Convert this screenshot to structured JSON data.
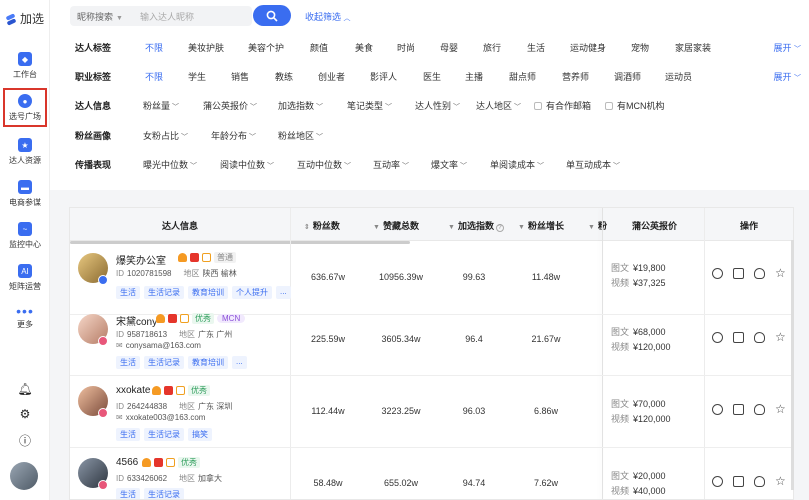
{
  "app": {
    "name": "加选"
  },
  "sidebar": {
    "items": [
      {
        "label": "工作台",
        "icon": "layers-icon"
      },
      {
        "label": "选号广场",
        "icon": "person-icon",
        "active": true
      },
      {
        "label": "达人资源",
        "icon": "star-folder-icon"
      },
      {
        "label": "电商参谋",
        "icon": "shop-icon"
      },
      {
        "label": "监控中心",
        "icon": "monitor-icon"
      },
      {
        "label": "矩阵运营",
        "icon": "ai-icon"
      },
      {
        "label": "更多",
        "icon": "more-icon"
      }
    ],
    "bottom_icons": [
      "bell-icon",
      "plugin-icon",
      "help-icon"
    ]
  },
  "search": {
    "type": "昵称搜索",
    "placeholder": "输入达人昵称",
    "collapse": "收起筛选"
  },
  "filters": {
    "talent_tags": {
      "label": "达人标签",
      "options": [
        "不限",
        "美妆护肤",
        "美容个护",
        "颜值",
        "美食",
        "时尚",
        "母婴",
        "旅行",
        "生活",
        "运动健身",
        "宠物",
        "家居家装"
      ],
      "expand": "展开"
    },
    "job_tags": {
      "label": "职业标签",
      "options": [
        "不限",
        "学生",
        "销售",
        "教练",
        "创业者",
        "影评人",
        "医生",
        "主播",
        "甜点师",
        "营养师",
        "调酒师",
        "运动员"
      ],
      "expand": "展开"
    },
    "talent_info": {
      "label": "达人信息",
      "dropdowns": [
        "粉丝量",
        "蒲公英报价",
        "加选指数",
        "笔记类型",
        "达人性别",
        "达人地区"
      ],
      "checks": [
        "有合作邮箱",
        "有MCN机构"
      ]
    },
    "fan_profile": {
      "label": "粉丝画像",
      "dropdowns": [
        "女粉占比",
        "年龄分布",
        "粉丝地区"
      ]
    },
    "spread": {
      "label": "传播表现",
      "dropdowns": [
        "曝光中位数",
        "阅读中位数",
        "互动中位数",
        "互动率",
        "爆文率",
        "单阅读成本",
        "单互动成本"
      ]
    }
  },
  "table": {
    "headers": {
      "info": "达人信息",
      "fans": "粉丝数",
      "likes": "赞藏总数",
      "index": "加选指数",
      "growth": "粉丝增长",
      "more": "粉",
      "price": "蒲公英报价",
      "ops": "操作"
    },
    "rows": [
      {
        "name": "爆笑办公室",
        "level": "普通",
        "level_type": "plain",
        "mcn": "",
        "id_label": "ID",
        "id": "1020781598",
        "region_label": "地区",
        "region": "陕西 榆林",
        "email": "",
        "tags": [
          "生活",
          "生活记录",
          "教育培训",
          "个人提升",
          "..."
        ],
        "fans": "636.67w",
        "likes": "10956.39w",
        "index": "99.63",
        "growth": "11.48w",
        "img_label": "图文",
        "img_price": "¥19,800",
        "video_label": "视频",
        "video_price": "¥37,325",
        "avatar_color": "#c8a050",
        "badge_color": "#3a6df0"
      },
      {
        "name": "宋黛cony",
        "level": "优秀",
        "level_type": "good",
        "mcn": "MCN",
        "id_label": "ID",
        "id": "958718613",
        "region_label": "地区",
        "region": "广东 广州",
        "email": "conysama@163.com",
        "tags": [
          "生活",
          "生活记录",
          "教育培训",
          "..."
        ],
        "fans": "225.59w",
        "likes": "3605.34w",
        "index": "96.4",
        "growth": "21.67w",
        "img_label": "图文",
        "img_price": "¥68,000",
        "video_label": "视频",
        "video_price": "¥120,000",
        "avatar_color": "#e9b6a6",
        "badge_color": "#e8577a"
      },
      {
        "name": "xxokate",
        "level": "优秀",
        "level_type": "good",
        "mcn": "",
        "id_label": "ID",
        "id": "264244838",
        "region_label": "地区",
        "region": "广东 深圳",
        "email": "xxokate003@163.com",
        "tags": [
          "生活",
          "生活记录",
          "搞笑"
        ],
        "fans": "112.44w",
        "likes": "3223.25w",
        "index": "96.03",
        "growth": "6.86w",
        "img_label": "图文",
        "img_price": "¥70,000",
        "video_label": "视频",
        "video_price": "¥120,000",
        "avatar_color": "#d49070",
        "badge_color": "#e8577a"
      },
      {
        "name": "4566",
        "level": "优秀",
        "level_type": "good",
        "mcn": "",
        "id_label": "ID",
        "id": "633426062",
        "region_label": "地区",
        "region": "加拿大",
        "email": "",
        "tags": [
          "生活",
          "生活记录"
        ],
        "fans": "58.48w",
        "likes": "655.02w",
        "index": "94.74",
        "growth": "7.62w",
        "img_label": "图文",
        "img_price": "¥20,000",
        "video_label": "视频",
        "video_price": "¥40,000",
        "avatar_color": "#556070",
        "badge_color": "#e8577a"
      }
    ]
  }
}
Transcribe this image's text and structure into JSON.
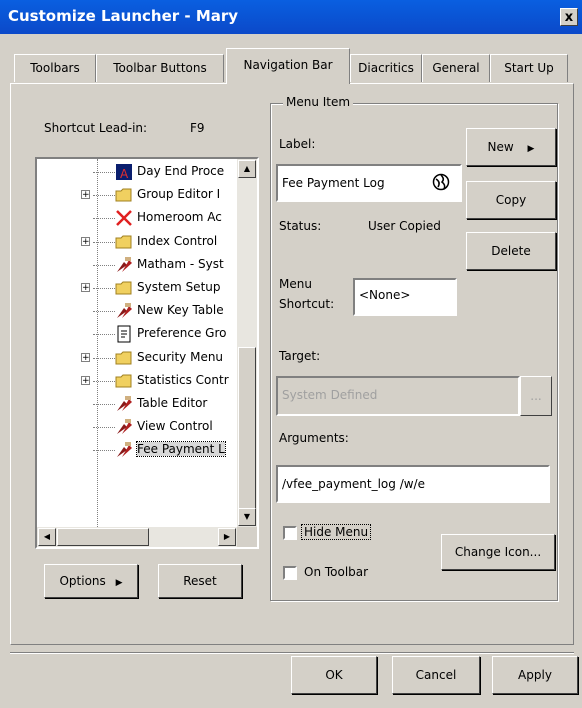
{
  "window": {
    "title": "Customize Launcher - Mary",
    "close_glyph": "x"
  },
  "tabs": [
    "Toolbars",
    "Toolbar Buttons",
    "Navigation Bar",
    "Diacritics",
    "General",
    "Start Up"
  ],
  "left": {
    "lead_in_label": "Shortcut Lead-in:",
    "lead_in_value": "F9",
    "tree_items": [
      {
        "label": "Day End Proce",
        "icon": "day-end-icon",
        "expander": false
      },
      {
        "label": "Group Editor I",
        "icon": "folder-icon",
        "expander": true
      },
      {
        "label": "Homeroom Ac",
        "icon": "red-x-icon",
        "expander": false
      },
      {
        "label": "Index Control",
        "icon": "folder-icon",
        "expander": true
      },
      {
        "label": "Matham - Syst",
        "icon": "tools-icon",
        "expander": false
      },
      {
        "label": "System Setup",
        "icon": "folder-icon",
        "expander": true
      },
      {
        "label": "New Key Table",
        "icon": "tools-icon",
        "expander": false
      },
      {
        "label": "Preference Gro",
        "icon": "document-icon",
        "expander": false
      },
      {
        "label": "Security Menu",
        "icon": "folder-icon",
        "expander": true
      },
      {
        "label": "Statistics Contr",
        "icon": "folder-icon",
        "expander": true
      },
      {
        "label": "Table Editor",
        "icon": "tools-icon",
        "expander": false
      },
      {
        "label": "View Control",
        "icon": "tools-icon",
        "expander": false
      },
      {
        "label": "Fee Payment L",
        "icon": "tools-icon",
        "expander": false,
        "selected": true
      }
    ],
    "options_label": "Options",
    "reset_label": "Reset"
  },
  "menu_item": {
    "group_title": "Menu Item",
    "label_caption": "Label:",
    "label_value": "Fee Payment Log",
    "status_caption": "Status:",
    "status_value": "User Copied",
    "shortcut_caption_1": "Menu",
    "shortcut_caption_2": "Shortcut:",
    "shortcut_value": "<None>",
    "target_caption": "Target:",
    "target_value": "System Defined",
    "browse_label": "...",
    "arguments_caption": "Arguments:",
    "arguments_value": "/vfee_payment_log /w/e",
    "hide_menu_label": "Hide Menu",
    "on_toolbar_label": "On Toolbar",
    "change_icon_label": "Change Icon...",
    "new_label": "New",
    "copy_label": "Copy",
    "delete_label": "Delete"
  },
  "footer": {
    "ok_label": "OK",
    "cancel_label": "Cancel",
    "apply_label": "Apply"
  }
}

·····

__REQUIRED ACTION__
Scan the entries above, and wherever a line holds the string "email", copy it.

__RESULT OF THE TASK__
        "email": "",
        "email": "conysama@163.com",
        "email": "xxokate003@163.com",
        "email": "",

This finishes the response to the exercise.